The eggs of the katrana are adhesive and attach to the stream banks and vegetation, preventing them from being swept away to unfavourable habitats. After spawning, the katrana leaves its eggs unguarded (7) (8). The eggs hatch in 10 to 14 days, and the resulting fry (young fish) are capable of swimming and feeding as soon as they hatch (9).
This small, colourful fish is threatened by an increase in human activities in the areas surrounding its habitat. Large-scale slash-and-burn deforestation, such as that occurring around Lake Alaotra (10), results in soil erosion and run-off into the surrounding rivers and streams. The increased silt suspended in the water disrupts water flow, smothers fish eggs, and generally creates an unfavourable environment (6).
There is also an active fishery for this species in Lake Alaotra (4). Heavy fishing pressure has resulted in the katranas in the lake having a much smaller average length than that of populations inhabiting rivers (9).
Invasive fish species, introduced by humans to increase fishery productivity, are an ever-increasing problem to the native fishes of Madagascar. It is not known how precisely these species displace the native fishes, but it is suspected a mix of predation and competition is responsible (6).
Although there are currently no specific conservation measures in place for the katrana in its natural environment, Denver Zoo is working on a captive breeding programme (11) and there are several broad-spectrum projects working on wetland preservation in the region (12). While this species is currently doing much better than previously expected, like the other species in its family the katrana is still under considerable threat (1).
To find out more about the endangered fish of Madagascar see:
Madagascar’s Endangered Fishes:
Authenticated (17/08/10) by Dr. Paul V. Loiselle, Curator of Freshwater Fishes, New York Aquarium.
- Anal fin: the fin on the under surface of a fish, behind the anus.
- Dorsal fin: the fin found on the back of the body of fish.
- Endemic: a species or taxonomic group that is only found in one particular country or geographic area.
- Larvae: stage in an animal’s lifecycle after it hatches from the egg.

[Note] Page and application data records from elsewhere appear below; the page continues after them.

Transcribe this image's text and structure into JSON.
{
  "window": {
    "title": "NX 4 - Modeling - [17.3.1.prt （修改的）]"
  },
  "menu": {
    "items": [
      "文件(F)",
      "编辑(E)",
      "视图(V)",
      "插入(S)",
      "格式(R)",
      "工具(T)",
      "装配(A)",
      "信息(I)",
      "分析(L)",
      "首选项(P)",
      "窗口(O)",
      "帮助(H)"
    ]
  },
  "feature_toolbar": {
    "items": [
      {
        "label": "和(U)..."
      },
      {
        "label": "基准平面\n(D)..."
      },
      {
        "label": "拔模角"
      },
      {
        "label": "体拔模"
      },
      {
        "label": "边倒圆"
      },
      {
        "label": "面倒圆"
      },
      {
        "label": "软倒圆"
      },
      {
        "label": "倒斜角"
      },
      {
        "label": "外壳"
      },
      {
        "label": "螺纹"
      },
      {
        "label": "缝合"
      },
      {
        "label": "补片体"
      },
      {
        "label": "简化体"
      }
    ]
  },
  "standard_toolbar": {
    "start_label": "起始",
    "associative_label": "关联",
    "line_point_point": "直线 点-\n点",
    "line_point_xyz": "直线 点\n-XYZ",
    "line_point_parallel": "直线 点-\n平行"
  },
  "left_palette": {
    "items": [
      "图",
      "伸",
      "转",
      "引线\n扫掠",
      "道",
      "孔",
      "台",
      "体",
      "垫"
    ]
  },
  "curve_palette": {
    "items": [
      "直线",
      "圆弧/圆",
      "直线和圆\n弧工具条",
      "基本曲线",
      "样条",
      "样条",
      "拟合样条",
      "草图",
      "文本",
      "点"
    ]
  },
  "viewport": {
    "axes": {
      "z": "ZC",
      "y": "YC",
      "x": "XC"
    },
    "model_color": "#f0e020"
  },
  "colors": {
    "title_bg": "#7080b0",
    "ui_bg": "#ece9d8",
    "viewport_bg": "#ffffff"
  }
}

Larvae are typically very different in appearance to adults; they are able to feed and move around but usually are unable to reproduce.
- Slash-and-burn: the cutting and burning of forest or woodlands to create space for agriculture or livestock.

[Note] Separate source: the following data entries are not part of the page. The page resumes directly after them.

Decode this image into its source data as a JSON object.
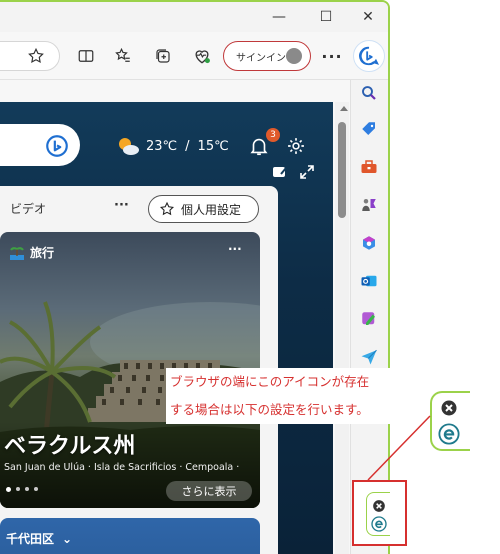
{
  "window": {
    "minimize_glyph": "—",
    "maximize_glyph": "☐",
    "close_glyph": "✕"
  },
  "toolbar": {
    "signin_label": "サインイン",
    "more_glyph": "···",
    "icons": [
      "star-icon",
      "split-screen-icon",
      "favorites-icon",
      "collections-icon",
      "browser-essentials-icon",
      "bing-copilot-icon"
    ]
  },
  "header": {
    "temp_high": "23℃",
    "separator": "/",
    "temp_low": "15℃",
    "notification_count": "3"
  },
  "feed": {
    "tab_label": "ビデオ",
    "more_glyph": "···",
    "personal_button_label": "個人用設定",
    "card": {
      "category": "旅行",
      "more_glyph": "···",
      "title": "ベラクルス州",
      "subtitle": "San Juan de Ulúa · Isla de Sacrificios · Cempoala ·",
      "more_button_label": "さらに表示"
    },
    "card2": {
      "title": "千代田区",
      "chevron": "⌄"
    }
  },
  "sidebar": {
    "icons": [
      "search-icon",
      "shopping-tag-icon",
      "tools-icon",
      "games-icon",
      "microsoft365-icon",
      "outlook-icon",
      "designer-icon",
      "send-icon"
    ]
  },
  "annotation": {
    "line1": "ブラウザの端にこのアイコンが存在",
    "line2": "する場合は以下の設定を行います。",
    "colors": {
      "text": "#d6302f",
      "border": "#9bd24a",
      "box": "#d6302f"
    }
  }
}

- Spawning: the production or depositing of large quantities of eggs in water.
IUCN Red List (April, 2010)
- Maugé, L.A. (1986) Atherinidae. In: Daget, J., Gosse, J.P. and Thys van den Audenaerde, D.F.E. (Eds.) Check-list of the Freshwater Fishes of Africa. Volume 2. ORSTOM, Paris and MRAC, Tervuren.
- Stiassny, M.L.J. (1990) Notes on the anatomy and relationships of the Bedotiid fishes of Madagascar: with a taxonomic revision of the genus Rheocles (Atherinomorpha, Bedotiidae). American Museum Novitates, 2979: 1-33.
- Kiener, A. (1963) Poissons, Pêche et Pisciculture à Madagascar. Centre Technique Forestier Tropical, Nogent-sur-Marne.
- Loiselle, P.V. and Stiassny, M.L.J. (2003) Rheocles, Malagasy rainbowfish, Aona. In: Goodman, S.M. and Benstead, J.P. (Eds.) The Natural History of Madagascar. University of Chicago Press, Chicago.
- Reinthal, P.J., Riseng, K.J. and Sparks, J.S. (2003) Water management issues in Madagascar: biodiversity, conservation and deforestation. In: Crisman, T.L., Chapman, L.J., Chapman, C.A. and Kaufman, L.S. (Eds.) Conservation, Ecology and Management of African Fresh Waters. University Press of Florida, Florida.
- Breder, C.M. and Rosen, D.E. (1966) Modes of Reproduction in Fishes. Natural History Press, New York.
- Saunders, A. (March, 2010) Pers. comm.
- Loiselle, P.V. (August, 2010) Pers. comm.
- Mutschler, T. (2003) Lac Alaotra. In: Goodman, S.M. and Benstead, J.P. (Eds.) The Natural History of Madagascar. University of Chicago Press, Chicago.
Denver Zoo (April, 2010)
- Andrianandrasana, H.T., Randriamahefasoa, J., Durbin, J., Lewis, R.E. and Ratsimbazafy, J.H. (2005) Participatory ecological monitoring of the Alaotra wetlands in Madagascar. Biodiversityand Conservation, 14: 2757-2774.